Could you repeat the whole listing below exactly as it stands?

Provided records:
- Opening Delimiter -

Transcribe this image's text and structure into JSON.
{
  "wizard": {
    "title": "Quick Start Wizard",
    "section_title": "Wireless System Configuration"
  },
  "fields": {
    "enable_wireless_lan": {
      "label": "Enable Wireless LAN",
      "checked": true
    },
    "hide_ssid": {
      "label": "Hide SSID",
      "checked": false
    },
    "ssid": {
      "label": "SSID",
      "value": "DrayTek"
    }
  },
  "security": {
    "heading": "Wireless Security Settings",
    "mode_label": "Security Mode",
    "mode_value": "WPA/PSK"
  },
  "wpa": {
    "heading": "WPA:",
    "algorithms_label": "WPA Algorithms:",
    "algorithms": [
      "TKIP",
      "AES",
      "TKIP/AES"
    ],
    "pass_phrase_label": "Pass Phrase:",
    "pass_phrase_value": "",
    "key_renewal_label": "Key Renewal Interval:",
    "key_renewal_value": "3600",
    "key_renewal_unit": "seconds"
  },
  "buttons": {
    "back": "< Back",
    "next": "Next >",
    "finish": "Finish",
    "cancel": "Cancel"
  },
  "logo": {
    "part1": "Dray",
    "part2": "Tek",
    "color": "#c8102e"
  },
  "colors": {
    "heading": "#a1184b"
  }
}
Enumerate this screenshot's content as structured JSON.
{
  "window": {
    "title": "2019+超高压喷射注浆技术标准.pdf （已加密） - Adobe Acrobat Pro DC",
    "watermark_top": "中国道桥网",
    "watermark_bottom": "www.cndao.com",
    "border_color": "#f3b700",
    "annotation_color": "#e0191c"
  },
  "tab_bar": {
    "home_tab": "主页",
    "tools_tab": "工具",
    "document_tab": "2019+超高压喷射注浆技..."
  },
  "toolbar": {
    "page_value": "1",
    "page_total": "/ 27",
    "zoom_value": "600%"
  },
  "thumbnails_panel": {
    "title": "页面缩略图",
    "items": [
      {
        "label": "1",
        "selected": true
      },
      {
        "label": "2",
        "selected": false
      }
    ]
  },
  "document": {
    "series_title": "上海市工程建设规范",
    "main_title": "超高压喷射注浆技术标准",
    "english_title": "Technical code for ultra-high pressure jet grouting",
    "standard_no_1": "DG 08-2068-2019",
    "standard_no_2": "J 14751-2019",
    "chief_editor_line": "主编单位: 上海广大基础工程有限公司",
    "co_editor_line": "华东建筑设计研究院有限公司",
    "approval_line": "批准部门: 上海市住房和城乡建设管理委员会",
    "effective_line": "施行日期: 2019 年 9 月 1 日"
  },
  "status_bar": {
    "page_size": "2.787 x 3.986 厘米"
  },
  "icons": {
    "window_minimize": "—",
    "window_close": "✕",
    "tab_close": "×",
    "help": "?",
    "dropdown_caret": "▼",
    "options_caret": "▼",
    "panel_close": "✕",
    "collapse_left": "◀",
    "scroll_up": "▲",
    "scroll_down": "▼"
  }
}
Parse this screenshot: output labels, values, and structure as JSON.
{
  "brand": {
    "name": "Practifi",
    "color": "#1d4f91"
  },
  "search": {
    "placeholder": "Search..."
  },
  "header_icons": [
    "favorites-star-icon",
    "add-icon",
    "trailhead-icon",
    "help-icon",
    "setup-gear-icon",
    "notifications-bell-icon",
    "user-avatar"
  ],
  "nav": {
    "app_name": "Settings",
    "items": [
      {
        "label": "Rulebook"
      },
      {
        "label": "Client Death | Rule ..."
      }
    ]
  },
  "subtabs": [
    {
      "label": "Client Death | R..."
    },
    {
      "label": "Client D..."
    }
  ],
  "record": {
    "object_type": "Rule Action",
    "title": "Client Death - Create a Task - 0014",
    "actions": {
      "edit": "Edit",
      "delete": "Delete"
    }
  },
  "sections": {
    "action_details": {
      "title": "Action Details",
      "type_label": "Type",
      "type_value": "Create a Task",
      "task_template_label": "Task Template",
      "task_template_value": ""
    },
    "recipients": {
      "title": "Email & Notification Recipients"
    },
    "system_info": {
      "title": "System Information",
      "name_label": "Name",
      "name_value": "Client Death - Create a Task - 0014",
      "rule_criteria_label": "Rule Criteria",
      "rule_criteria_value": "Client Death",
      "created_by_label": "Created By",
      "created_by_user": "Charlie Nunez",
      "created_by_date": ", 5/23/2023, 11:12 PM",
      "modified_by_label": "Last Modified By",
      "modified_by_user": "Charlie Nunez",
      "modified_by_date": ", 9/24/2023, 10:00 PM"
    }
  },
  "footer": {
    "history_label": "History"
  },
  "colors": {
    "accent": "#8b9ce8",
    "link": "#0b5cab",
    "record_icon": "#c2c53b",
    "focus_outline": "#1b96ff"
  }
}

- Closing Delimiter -

Final answer:
Transcribe this image's text and structure into JSON.
{
  "wizard": {
    "title": "Quick Start Wizard",
    "section_title": "Wireless System Configuration"
  },
  "fields": {
    "enable_wireless_lan": {
      "label": "Enable Wireless LAN",
      "checked": true
    },
    "hide_ssid": {
      "label": "Hide SSID",
      "checked": false
    },
    "ssid": {
      "label": "SSID",
      "value": "DrayTek"
    }
  },
  "security": {
    "heading": "Wireless Security Settings",
    "mode_label": "Security Mode",
    "mode_value": "WPA/PSK"
  },
  "wpa": {
    "heading": "WPA:",
    "algorithms_label": "WPA Algorithms:",
    "algorithms": [
      "TKIP",
      "AES",
      "TKIP/AES"
    ],
    "pass_phrase_label": "Pass Phrase:",
    "pass_phrase_value": "",
    "key_renewal_label": "Key Renewal Interval:",
    "key_renewal_value": "3600",
    "key_renewal_unit": "seconds"
  },
  "buttons": {
    "back": "< Back",
    "next": "Next >",
    "finish": "Finish",
    "cancel": "Cancel"
  },
  "logo": {
    "part1": "Dray",
    "part2": "Tek",
    "color": "#c8102e"
  },
  "colors": {
    "heading": "#a1184b"
  }
}
Enumerate this screenshot's content as structured JSON.
{
  "window": {
    "title": "2019+超高压喷射注浆技术标准.pdf （已加密） - Adobe Acrobat Pro DC",
    "watermark_top": "中国道桥网",
    "watermark_bottom": "www.cndao.com",
    "border_color": "#f3b700",
    "annotation_color": "#e0191c"
  },
  "tab_bar": {
    "home_tab": "主页",
    "tools_tab": "工具",
    "document_tab": "2019+超高压喷射注浆技..."
  },
  "toolbar": {
    "page_value": "1",
    "page_total": "/ 27",
    "zoom_value": "600%"
  },
  "thumbnails_panel": {
    "title": "页面缩略图",
    "items": [
      {
        "label": "1",
        "selected": true
      },
      {
        "label": "2",
        "selected": false
      }
    ]
  },
  "document": {
    "series_title": "上海市工程建设规范",
    "main_title": "超高压喷射注浆技术标准",
    "english_title": "Technical code for ultra-high pressure jet grouting",
    "standard_no_1": "DG 08-2068-2019",
    "standard_no_2": "J 14751-2019",
    "chief_editor_line": "主编单位: 上海广大基础工程有限公司",
    "co_editor_line": "华东建筑设计研究院有限公司",
    "approval_line": "批准部门: 上海市住房和城乡建设管理委员会",
    "effective_line": "施行日期: 2019 年 9 月 1 日"
  },
  "status_bar": {
    "page_size": "2.787 x 3.986 厘米"
  },
  "icons": {
    "window_minimize": "—",
    "window_close": "✕",
    "tab_close": "×",
    "help": "?",
    "dropdown_caret": "▼",
    "options_caret": "▼",
    "panel_close": "✕",
    "collapse_left": "◀",
    "scroll_up": "▲",
    "scroll_down": "▼"
  }
}
Parse this screenshot: output labels, values, and structure as JSON.
{
  "brand": {
    "name": "Practifi",
    "color": "#1d4f91"
  },
  "search": {
    "placeholder": "Search..."
  },
  "header_icons": [
    "favorites-star-icon",
    "add-icon",
    "trailhead-icon",
    "help-icon",
    "setup-gear-icon",
    "notifications-bell-icon",
    "user-avatar"
  ],
  "nav": {
    "app_name": "Settings",
    "items": [
      {
        "label": "Rulebook"
      },
      {
        "label": "Client Death | Rule ..."
      }
    ]
  },
  "subtabs": [
    {
      "label": "Client Death | R..."
    },
    {
      "label": "Client D..."
    }
  ],
  "record": {
    "object_type": "Rule Action",
    "title": "Client Death - Create a Task - 0014",
    "actions": {
      "edit": "Edit",
      "delete": "Delete"
    }
  },
  "sections": {
    "action_details": {
      "title": "Action Details",
      "type_label": "Type",
      "type_value": "Create a Task",
      "task_template_label": "Task Template",
      "task_template_value": ""
    },
    "recipients": {
      "title": "Email & Notification Recipients"
    },
    "system_info": {
      "title": "System Information",
      "name_label": "Name",
      "name_value": "Client Death - Create a Task - 0014",
      "rule_criteria_label": "Rule Criteria",
      "rule_criteria_value": "Client Death",
      "created_by_label": "Created By",
      "created_by_user": "Charlie Nunez",
      "created_by_date": ", 5/23/2023, 11:12 PM",
      "modified_by_label": "Last Modified By",
      "modified_by_user": "Charlie Nunez",
      "modified_by_date": ", 9/24/2023, 10:00 PM"
    }
  },
  "footer": {
    "history_label": "History"
  },
  "colors": {
    "accent": "#8b9ce8",
    "link": "#0b5cab",
    "record_icon": "#c2c53b",
    "focus_outline": "#1b96ff"
  }
}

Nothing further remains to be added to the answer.